:: INPUT RECORDS ::

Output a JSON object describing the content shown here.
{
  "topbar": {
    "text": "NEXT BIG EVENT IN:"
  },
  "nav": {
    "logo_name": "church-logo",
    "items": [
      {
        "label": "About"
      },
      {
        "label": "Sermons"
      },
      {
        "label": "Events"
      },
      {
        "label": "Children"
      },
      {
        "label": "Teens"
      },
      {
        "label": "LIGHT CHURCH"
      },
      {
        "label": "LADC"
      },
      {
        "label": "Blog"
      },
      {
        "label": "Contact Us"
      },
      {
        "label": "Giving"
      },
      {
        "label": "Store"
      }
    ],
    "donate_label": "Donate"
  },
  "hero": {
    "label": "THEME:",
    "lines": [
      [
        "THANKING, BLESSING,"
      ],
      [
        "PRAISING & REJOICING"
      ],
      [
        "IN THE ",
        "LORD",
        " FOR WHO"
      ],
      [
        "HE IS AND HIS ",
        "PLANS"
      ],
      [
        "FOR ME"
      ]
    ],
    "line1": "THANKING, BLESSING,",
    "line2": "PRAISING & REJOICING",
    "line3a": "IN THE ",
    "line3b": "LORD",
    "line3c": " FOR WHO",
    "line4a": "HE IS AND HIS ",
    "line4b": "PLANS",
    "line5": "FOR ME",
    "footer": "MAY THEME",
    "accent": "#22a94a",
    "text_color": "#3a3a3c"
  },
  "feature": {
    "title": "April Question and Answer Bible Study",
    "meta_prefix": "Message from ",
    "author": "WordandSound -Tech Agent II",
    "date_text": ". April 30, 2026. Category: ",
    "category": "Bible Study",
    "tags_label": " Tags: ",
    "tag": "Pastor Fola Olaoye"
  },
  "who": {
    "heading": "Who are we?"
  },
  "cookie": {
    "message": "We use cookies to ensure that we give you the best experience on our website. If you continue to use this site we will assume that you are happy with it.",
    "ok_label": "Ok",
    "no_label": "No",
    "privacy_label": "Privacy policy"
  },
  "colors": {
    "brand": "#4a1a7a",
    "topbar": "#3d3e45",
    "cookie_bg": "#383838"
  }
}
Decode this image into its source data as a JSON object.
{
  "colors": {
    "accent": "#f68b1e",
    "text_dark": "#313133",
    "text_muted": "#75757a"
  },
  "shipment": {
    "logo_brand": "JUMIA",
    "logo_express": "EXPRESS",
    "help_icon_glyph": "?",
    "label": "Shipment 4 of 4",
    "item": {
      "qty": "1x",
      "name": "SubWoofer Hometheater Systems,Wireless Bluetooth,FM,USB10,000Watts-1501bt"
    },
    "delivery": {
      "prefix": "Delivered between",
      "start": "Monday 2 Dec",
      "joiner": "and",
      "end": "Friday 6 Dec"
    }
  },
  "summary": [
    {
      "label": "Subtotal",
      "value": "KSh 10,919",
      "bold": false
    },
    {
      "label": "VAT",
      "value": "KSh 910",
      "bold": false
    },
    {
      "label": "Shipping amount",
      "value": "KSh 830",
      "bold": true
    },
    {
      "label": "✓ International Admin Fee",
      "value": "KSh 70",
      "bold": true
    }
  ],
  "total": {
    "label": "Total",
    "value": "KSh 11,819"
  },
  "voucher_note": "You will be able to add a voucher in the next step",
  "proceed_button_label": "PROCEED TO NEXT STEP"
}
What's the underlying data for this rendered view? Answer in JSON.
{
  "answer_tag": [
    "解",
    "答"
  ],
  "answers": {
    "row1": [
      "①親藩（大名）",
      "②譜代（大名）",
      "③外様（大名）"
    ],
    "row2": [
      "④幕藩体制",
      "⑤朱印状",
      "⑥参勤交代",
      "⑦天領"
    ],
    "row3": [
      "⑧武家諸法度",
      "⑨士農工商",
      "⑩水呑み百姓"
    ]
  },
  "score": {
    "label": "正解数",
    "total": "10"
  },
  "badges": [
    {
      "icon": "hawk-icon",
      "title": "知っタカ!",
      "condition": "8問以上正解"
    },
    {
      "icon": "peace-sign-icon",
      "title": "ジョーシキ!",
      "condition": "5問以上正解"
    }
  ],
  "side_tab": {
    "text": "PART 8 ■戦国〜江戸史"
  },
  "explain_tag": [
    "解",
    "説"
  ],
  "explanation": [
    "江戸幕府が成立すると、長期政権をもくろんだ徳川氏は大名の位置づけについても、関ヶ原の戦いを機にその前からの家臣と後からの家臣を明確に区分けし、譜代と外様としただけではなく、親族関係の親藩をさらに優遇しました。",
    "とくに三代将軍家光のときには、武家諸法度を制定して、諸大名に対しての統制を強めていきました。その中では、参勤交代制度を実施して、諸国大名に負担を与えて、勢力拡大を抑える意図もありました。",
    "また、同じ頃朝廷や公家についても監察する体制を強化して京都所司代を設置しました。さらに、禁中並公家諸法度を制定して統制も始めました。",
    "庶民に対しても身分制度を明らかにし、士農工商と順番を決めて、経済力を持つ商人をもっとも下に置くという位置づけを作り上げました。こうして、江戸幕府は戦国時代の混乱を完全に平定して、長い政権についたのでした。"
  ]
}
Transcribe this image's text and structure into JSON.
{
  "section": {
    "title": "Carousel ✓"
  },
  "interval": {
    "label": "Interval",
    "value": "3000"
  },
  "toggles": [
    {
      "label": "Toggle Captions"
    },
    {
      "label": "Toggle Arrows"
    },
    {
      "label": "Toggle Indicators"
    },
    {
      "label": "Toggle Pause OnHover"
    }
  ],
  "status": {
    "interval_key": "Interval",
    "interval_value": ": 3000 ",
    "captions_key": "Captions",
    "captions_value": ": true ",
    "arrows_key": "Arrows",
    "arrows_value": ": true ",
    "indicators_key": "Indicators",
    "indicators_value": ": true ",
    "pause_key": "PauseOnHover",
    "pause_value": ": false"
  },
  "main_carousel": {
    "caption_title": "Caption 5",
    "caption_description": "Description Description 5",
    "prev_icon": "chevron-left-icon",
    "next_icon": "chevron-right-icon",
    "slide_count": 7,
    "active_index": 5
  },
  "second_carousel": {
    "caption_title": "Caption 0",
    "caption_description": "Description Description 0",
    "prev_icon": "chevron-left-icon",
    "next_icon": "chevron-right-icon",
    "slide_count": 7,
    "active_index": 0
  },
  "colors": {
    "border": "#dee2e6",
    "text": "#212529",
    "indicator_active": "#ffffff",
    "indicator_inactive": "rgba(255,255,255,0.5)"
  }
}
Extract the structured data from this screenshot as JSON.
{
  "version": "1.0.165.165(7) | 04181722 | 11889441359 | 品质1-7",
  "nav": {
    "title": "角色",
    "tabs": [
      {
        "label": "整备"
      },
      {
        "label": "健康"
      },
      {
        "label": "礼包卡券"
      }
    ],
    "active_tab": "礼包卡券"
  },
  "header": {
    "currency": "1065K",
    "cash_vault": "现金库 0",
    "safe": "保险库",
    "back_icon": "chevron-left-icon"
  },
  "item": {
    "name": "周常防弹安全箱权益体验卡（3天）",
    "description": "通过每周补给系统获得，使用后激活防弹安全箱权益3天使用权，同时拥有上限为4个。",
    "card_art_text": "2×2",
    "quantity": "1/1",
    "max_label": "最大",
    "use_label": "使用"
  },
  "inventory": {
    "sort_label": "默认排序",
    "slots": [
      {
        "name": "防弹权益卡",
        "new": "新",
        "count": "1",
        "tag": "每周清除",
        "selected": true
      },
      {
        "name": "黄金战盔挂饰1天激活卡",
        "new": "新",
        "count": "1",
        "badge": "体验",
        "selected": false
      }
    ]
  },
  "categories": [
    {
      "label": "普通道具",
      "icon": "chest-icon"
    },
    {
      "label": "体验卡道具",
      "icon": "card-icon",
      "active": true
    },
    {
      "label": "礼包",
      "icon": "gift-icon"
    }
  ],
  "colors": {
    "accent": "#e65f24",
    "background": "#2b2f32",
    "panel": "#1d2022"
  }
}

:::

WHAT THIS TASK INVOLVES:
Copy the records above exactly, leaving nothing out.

OUTPUT OF THE EXERCISE:
Output a JSON object describing the content shown here.
{
  "topbar": {
    "text": "NEXT BIG EVENT IN:"
  },
  "nav": {
    "logo_name": "church-logo",
    "items": [
      {
        "label": "About"
      },
      {
        "label": "Sermons"
      },
      {
        "label": "Events"
      },
      {
        "label": "Children"
      },
      {
        "label": "Teens"
      },
      {
        "label": "LIGHT CHURCH"
      },
      {
        "label": "LADC"
      },
      {
        "label": "Blog"
      },
      {
        "label": "Contact Us"
      },
      {
        "label": "Giving"
      },
      {
        "label": "Store"
      }
    ],
    "donate_label": "Donate"
  },
  "hero": {
    "label": "THEME:",
    "lines": [
      [
        "THANKING, BLESSING,"
      ],
      [
        "PRAISING & REJOICING"
      ],
      [
        "IN THE ",
        "LORD",
        " FOR WHO"
      ],
      [
        "HE IS AND HIS ",
        "PLANS"
      ],
      [
        "FOR ME"
      ]
    ],
    "line1": "THANKING, BLESSING,",
    "line2": "PRAISING & REJOICING",
    "line3a": "IN THE ",
    "line3b": "LORD",
    "line3c": " FOR WHO",
    "line4a": "HE IS AND HIS ",
    "line4b": "PLANS",
    "line5": "FOR ME",
    "footer": "MAY THEME",
    "accent": "#22a94a",
    "text_color": "#3a3a3c"
  },
  "feature": {
    "title": "April Question and Answer Bible Study",
    "meta_prefix": "Message from ",
    "author": "WordandSound -Tech Agent II",
    "date_text": ". April 30, 2026. Category: ",
    "category": "Bible Study",
    "tags_label": " Tags: ",
    "tag": "Pastor Fola Olaoye"
  },
  "who": {
    "heading": "Who are we?"
  },
  "cookie": {
    "message": "We use cookies to ensure that we give you the best experience on our website. If you continue to use this site we will assume that you are happy with it.",
    "ok_label": "Ok",
    "no_label": "No",
    "privacy_label": "Privacy policy"
  },
  "colors": {
    "brand": "#4a1a7a",
    "topbar": "#3d3e45",
    "cookie_bg": "#383838"
  }
}
Decode this image into its source data as a JSON object.
{
  "colors": {
    "accent": "#f68b1e",
    "text_dark": "#313133",
    "text_muted": "#75757a"
  },
  "shipment": {
    "logo_brand": "JUMIA",
    "logo_express": "EXPRESS",
    "help_icon_glyph": "?",
    "label": "Shipment 4 of 4",
    "item": {
      "qty": "1x",
      "name": "SubWoofer Hometheater Systems,Wireless Bluetooth,FM,USB10,000Watts-1501bt"
    },
    "delivery": {
      "prefix": "Delivered between",
      "start": "Monday 2 Dec",
      "joiner": "and",
      "end": "Friday 6 Dec"
    }
  },
  "summary": [
    {
      "label": "Subtotal",
      "value": "KSh 10,919",
      "bold": false
    },
    {
      "label": "VAT",
      "value": "KSh 910",
      "bold": false
    },
    {
      "label": "Shipping amount",
      "value": "KSh 830",
      "bold": true
    },
    {
      "label": "✓ International Admin Fee",
      "value": "KSh 70",
      "bold": true
    }
  ],
  "total": {
    "label": "Total",
    "value": "KSh 11,819"
  },
  "voucher_note": "You will be able to add a voucher in the next step",
  "proceed_button_label": "PROCEED TO NEXT STEP"
}
What's the underlying data for this rendered view? Answer in JSON.
{
  "answer_tag": [
    "解",
    "答"
  ],
  "answers": {
    "row1": [
      "①親藩（大名）",
      "②譜代（大名）",
      "③外様（大名）"
    ],
    "row2": [
      "④幕藩体制",
      "⑤朱印状",
      "⑥参勤交代",
      "⑦天領"
    ],
    "row3": [
      "⑧武家諸法度",
      "⑨士農工商",
      "⑩水呑み百姓"
    ]
  },
  "score": {
    "label": "正解数",
    "total": "10"
  },
  "badges": [
    {
      "icon": "hawk-icon",
      "title": "知っタカ!",
      "condition": "8問以上正解"
    },
    {
      "icon": "peace-sign-icon",
      "title": "ジョーシキ!",
      "condition": "5問以上正解"
    }
  ],
  "side_tab": {
    "text": "PART 8 ■戦国〜江戸史"
  },
  "explain_tag": [
    "解",
    "説"
  ],
  "explanation": [
    "江戸幕府が成立すると、長期政権をもくろんだ徳川氏は大名の位置づけについても、関ヶ原の戦いを機にその前からの家臣と後からの家臣を明確に区分けし、譜代と外様としただけではなく、親族関係の親藩をさらに優遇しました。",
    "とくに三代将軍家光のときには、武家諸法度を制定して、諸大名に対しての統制を強めていきました。その中では、参勤交代制度を実施して、諸国大名に負担を与えて、勢力拡大を抑える意図もありました。",
    "また、同じ頃朝廷や公家についても監察する体制を強化して京都所司代を設置しました。さらに、禁中並公家諸法度を制定して統制も始めました。",
    "庶民に対しても身分制度を明らかにし、士農工商と順番を決めて、経済力を持つ商人をもっとも下に置くという位置づけを作り上げました。こうして、江戸幕府は戦国時代の混乱を完全に平定して、長い政権についたのでした。"
  ]
}
Transcribe this image's text and structure into JSON.
{
  "section": {
    "title": "Carousel ✓"
  },
  "interval": {
    "label": "Interval",
    "value": "3000"
  },
  "toggles": [
    {
      "label": "Toggle Captions"
    },
    {
      "label": "Toggle Arrows"
    },
    {
      "label": "Toggle Indicators"
    },
    {
      "label": "Toggle Pause OnHover"
    }
  ],
  "status": {
    "interval_key": "Interval",
    "interval_value": ": 3000 ",
    "captions_key": "Captions",
    "captions_value": ": true ",
    "arrows_key": "Arrows",
    "arrows_value": ": true ",
    "indicators_key": "Indicators",
    "indicators_value": ": true ",
    "pause_key": "PauseOnHover",
    "pause_value": ": false"
  },
  "main_carousel": {
    "caption_title": "Caption 5",
    "caption_description": "Description Description 5",
    "prev_icon": "chevron-left-icon",
    "next_icon": "chevron-right-icon",
    "slide_count": 7,
    "active_index": 5
  },
  "second_carousel": {
    "caption_title": "Caption 0",
    "caption_description": "Description Description 0",
    "prev_icon": "chevron-left-icon",
    "next_icon": "chevron-right-icon",
    "slide_count": 7,
    "active_index": 0
  },
  "colors": {
    "border": "#dee2e6",
    "text": "#212529",
    "indicator_active": "#ffffff",
    "indicator_inactive": "rgba(255,255,255,0.5)"
  }
}
Extract the structured data from this screenshot as JSON.
{
  "version": "1.0.165.165(7) | 04181722 | 11889441359 | 品质1-7",
  "nav": {
    "title": "角色",
    "tabs": [
      {
        "label": "整备"
      },
      {
        "label": "健康"
      },
      {
        "label": "礼包卡券"
      }
    ],
    "active_tab": "礼包卡券"
  },
  "header": {
    "currency": "1065K",
    "cash_vault": "现金库 0",
    "safe": "保险库",
    "back_icon": "chevron-left-icon"
  },
  "item": {
    "name": "周常防弹安全箱权益体验卡（3天）",
    "description": "通过每周补给系统获得，使用后激活防弹安全箱权益3天使用权，同时拥有上限为4个。",
    "card_art_text": "2×2",
    "quantity": "1/1",
    "max_label": "最大",
    "use_label": "使用"
  },
  "inventory": {
    "sort_label": "默认排序",
    "slots": [
      {
        "name": "防弹权益卡",
        "new": "新",
        "count": "1",
        "tag": "每周清除",
        "selected": true
      },
      {
        "name": "黄金战盔挂饰1天激活卡",
        "new": "新",
        "count": "1",
        "badge": "体验",
        "selected": false
      }
    ]
  },
  "categories": [
    {
      "label": "普通道具",
      "icon": "chest-icon"
    },
    {
      "label": "体验卡道具",
      "icon": "card-icon",
      "active": true
    },
    {
      "label": "礼包",
      "icon": "gift-icon"
    }
  ],
  "colors": {
    "accent": "#e65f24",
    "background": "#2b2f32",
    "panel": "#1d2022"
  }
}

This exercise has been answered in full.